Top of Material for this task

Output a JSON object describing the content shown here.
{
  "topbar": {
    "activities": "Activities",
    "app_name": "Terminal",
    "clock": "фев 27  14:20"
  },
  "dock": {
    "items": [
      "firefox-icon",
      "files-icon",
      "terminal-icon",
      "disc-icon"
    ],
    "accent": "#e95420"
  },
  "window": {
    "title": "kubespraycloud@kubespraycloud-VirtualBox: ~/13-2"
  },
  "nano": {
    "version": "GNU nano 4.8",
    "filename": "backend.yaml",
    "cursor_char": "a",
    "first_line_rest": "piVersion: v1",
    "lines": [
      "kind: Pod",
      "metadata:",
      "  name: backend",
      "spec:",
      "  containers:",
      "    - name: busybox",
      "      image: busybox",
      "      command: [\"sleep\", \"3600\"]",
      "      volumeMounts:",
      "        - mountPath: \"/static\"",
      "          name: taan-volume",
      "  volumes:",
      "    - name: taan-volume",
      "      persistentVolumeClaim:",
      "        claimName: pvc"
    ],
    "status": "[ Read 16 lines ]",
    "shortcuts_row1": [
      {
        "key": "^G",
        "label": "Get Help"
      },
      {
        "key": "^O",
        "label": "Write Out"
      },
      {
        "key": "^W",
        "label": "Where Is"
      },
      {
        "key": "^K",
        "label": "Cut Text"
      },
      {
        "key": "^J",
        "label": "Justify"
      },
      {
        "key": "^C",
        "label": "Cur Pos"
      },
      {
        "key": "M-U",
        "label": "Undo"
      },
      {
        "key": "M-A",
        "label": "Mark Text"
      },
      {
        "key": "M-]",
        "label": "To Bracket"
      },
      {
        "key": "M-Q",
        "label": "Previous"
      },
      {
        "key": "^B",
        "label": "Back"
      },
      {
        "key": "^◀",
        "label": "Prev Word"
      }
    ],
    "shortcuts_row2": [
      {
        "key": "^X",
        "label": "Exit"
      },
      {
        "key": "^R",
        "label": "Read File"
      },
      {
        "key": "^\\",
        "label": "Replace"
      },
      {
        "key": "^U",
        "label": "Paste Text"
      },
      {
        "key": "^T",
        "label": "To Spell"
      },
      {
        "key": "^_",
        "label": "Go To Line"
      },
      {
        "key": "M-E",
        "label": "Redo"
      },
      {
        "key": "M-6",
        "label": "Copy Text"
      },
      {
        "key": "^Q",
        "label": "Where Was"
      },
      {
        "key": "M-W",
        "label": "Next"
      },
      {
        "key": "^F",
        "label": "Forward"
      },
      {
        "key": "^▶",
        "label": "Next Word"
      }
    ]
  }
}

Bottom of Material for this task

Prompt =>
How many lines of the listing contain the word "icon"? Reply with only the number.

Worked solution =>
4